What Is CFD Trading, And How Does It Work?

CFD is defined as a contract for difference.  It is a contractual agreement between a CFD broker and an investor that mandates the broker to pay the difference in the value of an asset from the point of contract opening and its current market price.

CFDs allow investors and dealers to earn from price movements without acquiring the underlying assets. A CFD contract value does not assume the value of the underlying asset, only the price difference between the trade at the opening and closing of the contract.

How does it work?


There are only two price quotes in CFD;-the buy price and sell price.  The sell(bid) price is always lower than the current market value, while the buy(offer) price is slightly higher.

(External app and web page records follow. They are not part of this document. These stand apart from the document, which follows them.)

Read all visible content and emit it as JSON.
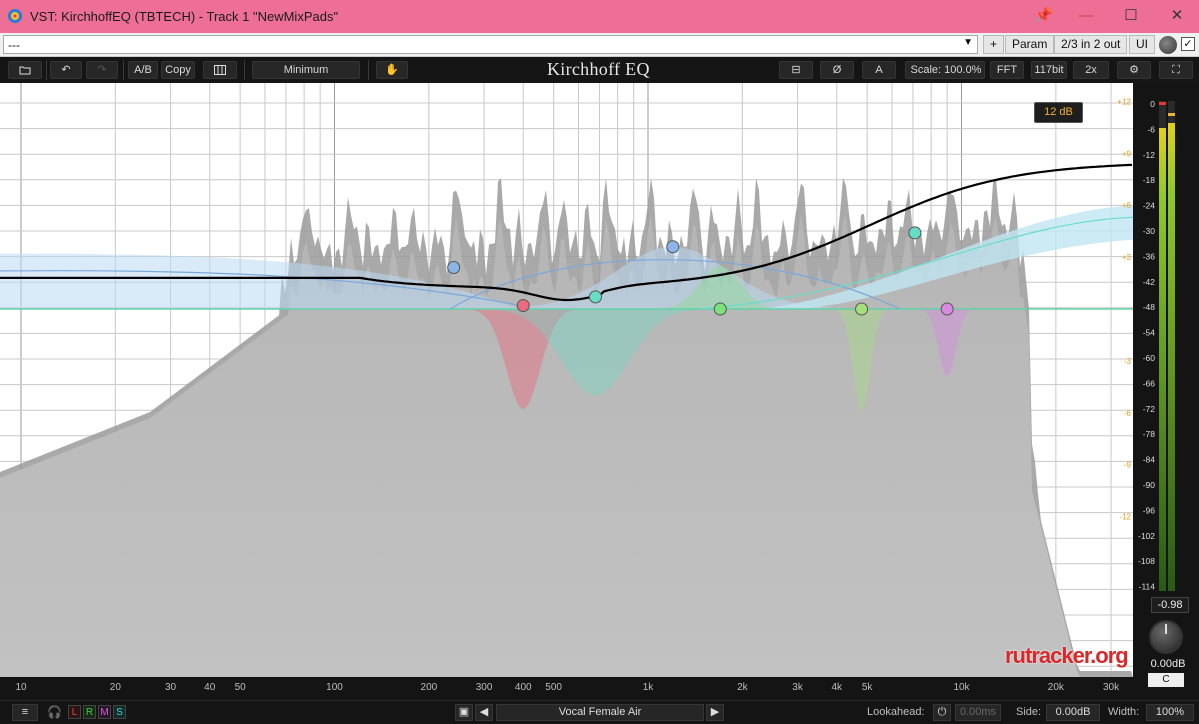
{
  "window": {
    "title": "VST: KirchhoffEQ (TBTECH) - Track 1 \"NewMixPads\"",
    "pin": "📌",
    "minimize": "—",
    "maximize": "☐",
    "close": "✕"
  },
  "host": {
    "preset": "---",
    "plus": "+",
    "param": "Param",
    "routing": "2/3 in 2 out",
    "ui": "UI"
  },
  "toolbar": {
    "ab": "A/B",
    "copy": "Copy",
    "phase_mode": "Minimum",
    "brand": "Kirchhoff EQ",
    "channel": "A",
    "scale_label": "Scale:",
    "scale_value": "100.0%",
    "fft": "FFT",
    "resolution": "117bit",
    "oversample": "2x"
  },
  "analyzer": {
    "range_tooltip": "12 dB",
    "freq_labels": [
      {
        "t": "10",
        "f": 10
      },
      {
        "t": "20",
        "f": 20
      },
      {
        "t": "30",
        "f": 30
      },
      {
        "t": "40",
        "f": 40
      },
      {
        "t": "50",
        "f": 50
      },
      {
        "t": "100",
        "f": 100
      },
      {
        "t": "200",
        "f": 200
      },
      {
        "t": "300",
        "f": 300
      },
      {
        "t": "400",
        "f": 400
      },
      {
        "t": "500",
        "f": 500
      },
      {
        "t": "1k",
        "f": 1000
      },
      {
        "t": "2k",
        "f": 2000
      },
      {
        "t": "3k",
        "f": 3000
      },
      {
        "t": "4k",
        "f": 4000
      },
      {
        "t": "5k",
        "f": 5000
      },
      {
        "t": "10k",
        "f": 10000
      },
      {
        "t": "20k",
        "f": 20000
      },
      {
        "t": "30k",
        "f": 30000
      }
    ],
    "gain_labels": [
      "+12",
      "+9",
      "+6",
      "+3",
      "-3",
      "-6",
      "-9",
      "-12"
    ],
    "db_labels": [
      "0",
      "-6",
      "-12",
      "-18",
      "-24",
      "-30",
      "-36",
      "-42",
      "-48",
      "-54",
      "-60",
      "-66",
      "-72",
      "-78",
      "-84",
      "-90",
      "-96",
      "-102",
      "-108",
      "-114"
    ],
    "nodes": [
      {
        "freq": 240,
        "gain": 2.4,
        "color": "#8bb4e8",
        "name": "band-node-low-shelf"
      },
      {
        "freq": 400,
        "gain": 0.2,
        "color": "#ea6a80",
        "name": "band-node-notch-400"
      },
      {
        "freq": 680,
        "gain": 0.7,
        "color": "#67ddc8",
        "name": "band-node-680"
      },
      {
        "freq": 1200,
        "gain": 3.6,
        "color": "#8bb4e8",
        "name": "band-node-bell-1k"
      },
      {
        "freq": 1700,
        "gain": 0.0,
        "color": "#7ee07c",
        "name": "band-node-1k7"
      },
      {
        "freq": 4800,
        "gain": 0.0,
        "color": "#a6e07c",
        "name": "band-node-5k"
      },
      {
        "freq": 7100,
        "gain": 4.4,
        "color": "#67ddc8",
        "name": "band-node-high-shelf"
      },
      {
        "freq": 9000,
        "gain": 0.0,
        "color": "#d88ae0",
        "name": "band-node-9k"
      }
    ],
    "watermark": "rutracker.org"
  },
  "meter": {
    "peak_value": "-0.98",
    "gain_value": "0.00dB",
    "channel": "C"
  },
  "bottom": {
    "menu": "≡",
    "l": "L",
    "r": "R",
    "m": "M",
    "s": "S",
    "preset_name": "Vocal Female Air",
    "lookahead_label": "Lookahead:",
    "lookahead_value": "0.00ms",
    "side_label": "Side:",
    "side_value": "0.00dB",
    "width_label": "Width:",
    "width_value": "100%"
  },
  "colors": {
    "accent": "#f0b030",
    "titlebar": "#ee6f95",
    "curve": "#000000"
  }
}
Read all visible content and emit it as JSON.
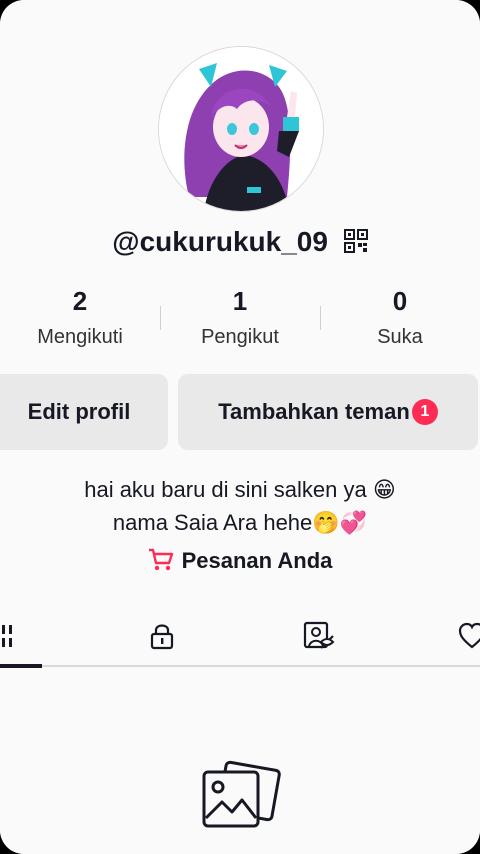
{
  "profile": {
    "username": "@cukurukuk_09",
    "avatar_alt": "avatar",
    "stats": [
      {
        "value": "2",
        "label": "Mengikuti"
      },
      {
        "value": "1",
        "label": "Pengikut"
      },
      {
        "value": "0",
        "label": "Suka"
      }
    ],
    "edit_label": "Edit profil",
    "add_friends_label": "Tambahkan teman",
    "add_friends_badge": "1",
    "bio_line1": "hai aku baru di sini salken ya",
    "bio_line1_emoji": "😁",
    "bio_line2": "nama Saia Ara hehe",
    "bio_line2_emoji": "🤭💞",
    "orders_label": "Pesanan Anda"
  },
  "tabs": [
    {
      "icon": "grid-icon",
      "active": true
    },
    {
      "icon": "lock-icon",
      "active": false
    },
    {
      "icon": "tagged-icon",
      "active": false
    },
    {
      "icon": "liked-icon",
      "active": false
    }
  ],
  "colors": {
    "accent": "#fe2c55",
    "text": "#161823",
    "button_bg": "#e9e9e9",
    "avatar_hair": "#8e3fb0"
  }
}
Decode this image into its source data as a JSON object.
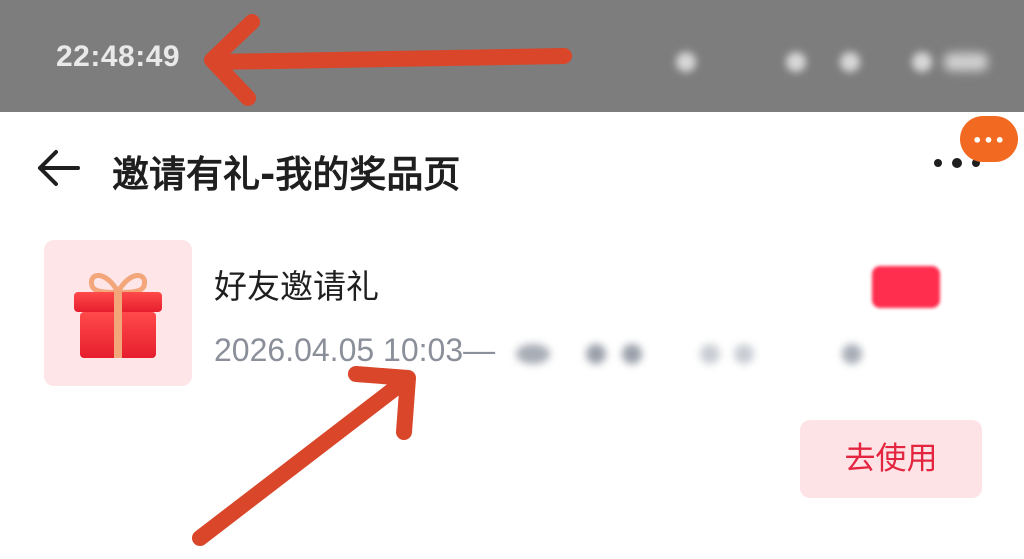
{
  "status_bar": {
    "time": "22:48:49"
  },
  "header": {
    "title": "邀请有礼-我的奖品页",
    "back_icon": "arrow-left-icon",
    "more_icon": "more-dots-icon",
    "badge_icon": "ellipsis-icon"
  },
  "reward": {
    "name": "好友邀请礼",
    "period": "2026.04.05 10:03—",
    "icon": "gift-icon",
    "use_label": "去使用"
  },
  "colors": {
    "status_bar_bg": "#7d7d7d",
    "accent_red": "#e4253f",
    "button_bg": "#fde3e6",
    "badge_orange": "#f26a21",
    "annotation_arrow": "#d9462a"
  }
}
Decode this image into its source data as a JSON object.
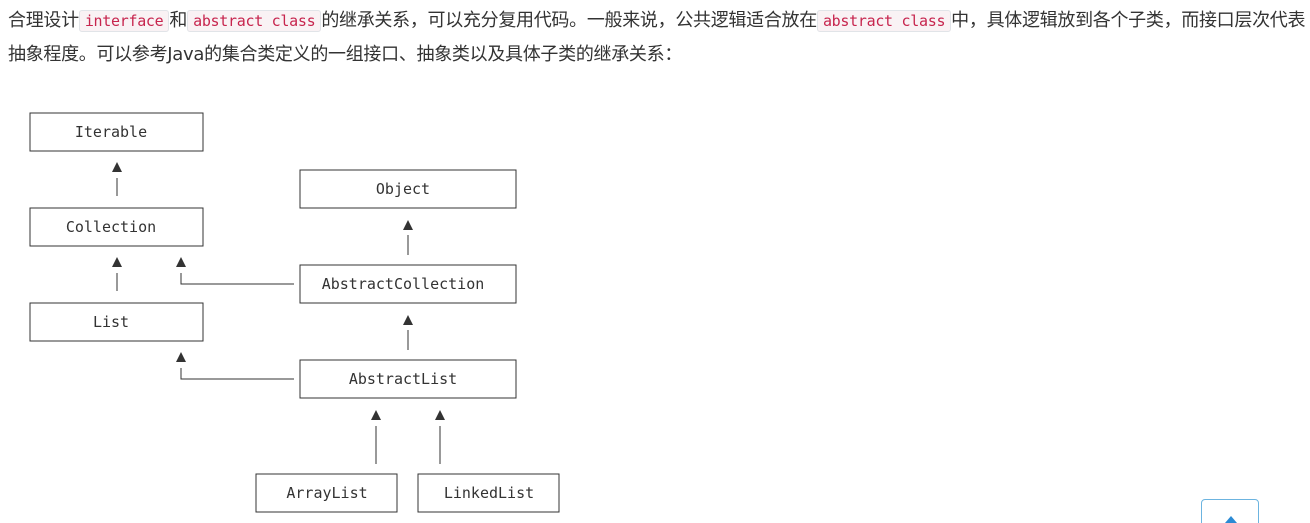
{
  "paragraph": {
    "t1": "合理设计",
    "code1": "interface",
    "t2": "和",
    "code2": "abstract class",
    "t3": "的继承关系，可以充分复用代码。一般来说，公共逻辑适合放在",
    "code3": "abstract class",
    "t4": "中，具体逻辑放到各个子类，而接口层次代表抽象程度。可以参考Java的集合类定义的一组接口、抽象类以及具体子类的继承关系："
  },
  "diagram": {
    "nodes": {
      "iterable": "Iterable",
      "collection": "Collection",
      "list": "List",
      "object": "Object",
      "abstract_collection": "AbstractCollection",
      "abstract_list": "AbstractList",
      "array_list": "ArrayList",
      "linked_list": "LinkedList"
    }
  },
  "scroll_top": {
    "icon": "arrow-up-icon"
  }
}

The difference between the ask and offer price quoted for an asset is what is known as the spread.

Usually, the cost of opening a CFD position is factored in the spread, meaning that both prices will be modified to indicate the cost of making the trade.

Deal size

CFDs trade-in standardized contracts(lots). And the underlying assets traded determines the size of an individual’s contract. The contract size should mimic the value of the assets dealing on the market.

Usually, the contract size is representative of one share in the company you are dealing with. For instance, if you want to open a position that mimics buying 1000 shares of HSBC, you will have to buy 1000 HSBC CFD contracts.


When you compare options, most CFD traders don’t have an expiry date. Instead, the dealer will close a position by placing a trade in the opposite direction to the opening trade.

For instance, a buy position of 1000 gold contracts would be closed by selling 1000gold contracts.

However, there is an overnight funding charge should you keep a daily CFD position open past the daily deadline. Although, the cut-off time varies for international markets.

 Profit and Loss

When calculating profit or loss from a CFD trade,  you should get the difference in value between the price at the opening and closing of the contract and multiple by the CFD unit.

And then, use the figure to multiply by the total number of contracts by the value of each contract.

However, to get a correct approximation of the loss or profit, ensure that you deduct any penalties or fees you pay. This payment includes commissions, guarantee stop fees, or overnight funding charges.

For instance; If you buy 50 FTSE 100 contracts.

If the buying price is 7500.0 and you buy 50 FTSE 100 contracts. One FTSE 100 contract is equivalent to $10 per point, meaning that with each point of upwards movement, you make $500, and for each point of downward movement, you lose $500. It’s multiplying the number of contracts (50) by the value per point ($10)

Trading in Progress

Advantages of CFDs

Higher Leverage

Compared to traditional trading, CFDs give higher leverage. However, the standard leverage in the CFD market is regulated. The CFD lower margins requirements mean greater potential returns for the trader. However, traders should bear in mind that high leverages can also mean higher losses.

Range of trading opportunity

Most brokers currently offer treasury, stock, currency, sector, and commodity CFDs. The wide range of markets enables investors interested in diverse financial instruments to trade CFDs as an option to the traditional exchange.

Go long and short

Some markets have rules that deter shorting. This rule requires the trader to borrow the instrument before selling it short. However, since CFD traders don’t own any underlying assets, they can go both long and short on instruments at any time without borrowing and worrying about extra costs.

Disadvantages of CFDs

Spread Payment

Although CFD traders are not subjected to many of the costs of traditional trading, they are obliged to pay for the expenses of spreads. Since CFD dealers have to pay for the spread on the entry and exit positions, making small profits becomes unlikely. Therefore, to calculate profits and losses resulting from CFD trading, one must factor in the spread cost.


CFDs are not risk-free. And as such, traders should have a risk management strategy since trading CFD instruments can be risky and fast-paced. A stop-loss order may not eliminate all the risks, but it can help minimize potential loss.

Weak industry regulations

CFD trading is not a highly regulated industry. As a result, the credibility of a CFD broker is based on his longevity, reputation, and financial position rather than liquidity or government standing. Therefore, to get an excellent CFD broker, be sure to run a background check on the potential candidate before opening an account.


Contract for difference offers a wide range of markets, which is the main reason investors choose CFDs. Moreover, CFD traders can avoid many of the costs associated with traditional trading since they don’t own the underlying assets. However, choosing a regulated, reputable, secure, and experienced CFD broker is essential to get the most out of this contract.